In Samuel Beckett’s Waiting for Godot, Vladimir and Estragon await the arrival of a mysterious visitor, Godot. Throughout the play Godot’s arrival is anticipated, wished for, and repeatedly heralded, but it never happens. It makes no difference how many times you see the play, Godot never appears.

If you can begin to bring yourself to acknowledge the non-arrival of Godot you step closer to a deeper understanding. He will never arrive. Acknowledging and understanding the ambiguities will not remove them, but it will make them more acute and palpable.

Our world and experience is filled with contradiction and paradox, but through a toleration and understanding of ambiguity we can grow and deepen our inner life, that place where the spark of creation is originated.

10 Responses to “Your Ambiguities are Impeccable, Young Man”

  1. Great post, John.
    Especially for those of us who are impractical to a fault.

    Peace,
    Geoffrey

  2. Lily says:

    Thank you for this John–there are few things more difficult than knowing which blanks you should not try to fill in, I think. xo

  3. john baker says:

    O fret not after knowledge — I have none,
    And yet the Evening listens . . .

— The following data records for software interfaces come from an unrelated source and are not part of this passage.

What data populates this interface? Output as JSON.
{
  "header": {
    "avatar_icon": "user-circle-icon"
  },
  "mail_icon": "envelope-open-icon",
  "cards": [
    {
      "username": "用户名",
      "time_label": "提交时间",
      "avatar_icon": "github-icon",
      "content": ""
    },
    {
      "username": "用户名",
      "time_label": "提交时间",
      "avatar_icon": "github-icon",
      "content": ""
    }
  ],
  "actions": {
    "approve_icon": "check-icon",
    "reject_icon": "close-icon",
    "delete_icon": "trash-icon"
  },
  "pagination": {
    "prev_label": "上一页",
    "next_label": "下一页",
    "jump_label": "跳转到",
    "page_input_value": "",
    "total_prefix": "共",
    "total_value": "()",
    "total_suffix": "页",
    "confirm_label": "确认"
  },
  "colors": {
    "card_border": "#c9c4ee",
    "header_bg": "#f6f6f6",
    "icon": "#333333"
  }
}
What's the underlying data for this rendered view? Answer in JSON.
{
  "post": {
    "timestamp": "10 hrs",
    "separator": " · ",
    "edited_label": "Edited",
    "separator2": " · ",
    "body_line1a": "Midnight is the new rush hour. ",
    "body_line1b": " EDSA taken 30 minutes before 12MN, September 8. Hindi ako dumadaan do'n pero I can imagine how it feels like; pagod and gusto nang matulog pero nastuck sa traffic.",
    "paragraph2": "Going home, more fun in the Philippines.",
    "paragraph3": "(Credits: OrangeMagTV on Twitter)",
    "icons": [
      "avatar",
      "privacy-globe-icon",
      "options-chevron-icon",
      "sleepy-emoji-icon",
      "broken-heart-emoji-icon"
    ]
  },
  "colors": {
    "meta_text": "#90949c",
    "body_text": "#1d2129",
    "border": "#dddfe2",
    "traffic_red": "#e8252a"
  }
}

  4. Jarvis says:

    I’m down with accepting fear and anxiety, but I’ll never be content with half-knowledge. Might as well roll over and die.

  5. Harry says:

    Nice post John. I really appreciate it! Thanks for sharing with us. Keep it up!

  6. Jim Murdoch says:

    As you might imagine, John, this rings bells with me. In my novel Milligan and Murphy the two protagonists come across a man who is never named but may or may not be Estragon, the ghost of Estragon or a pooka pretending to be Estragon; we never find out. He says he’s given up waiting and has set out to search for an unnamed person. Milligan wonders what he’ll do if he finds him to which the man responds:

    “When I find him? Oh, I don’t expect to find him. Finding him has never been the issue. Looking has, looking rather than waiting. It’s more… proactive, looking for what you know you’ll never find rather than waiting for what will never arrive. Don’t you think?”

  7. john baker says:

    Oh, yes, Jim, nail on the head. I do think exactly that.

  8. angelle torrejas says:

    I’m losing if I tolerant my fear and nervousness,
    But I’ll never be satisfied with the name of “half-knowledge”.
    That was a crazy things for me..

  9. Laurie Hutzler says:

    Lovely post John. I just stumbled on to your site. I’d love quote you in a book I am writing about thrillers (The Power of Truth).

  10. Jenny says:

    Exactly so…. the great psychoanalyst Bion said that the answer is the death of the question; as a writer, once you put something down, and move on, you have cut off other possibilities.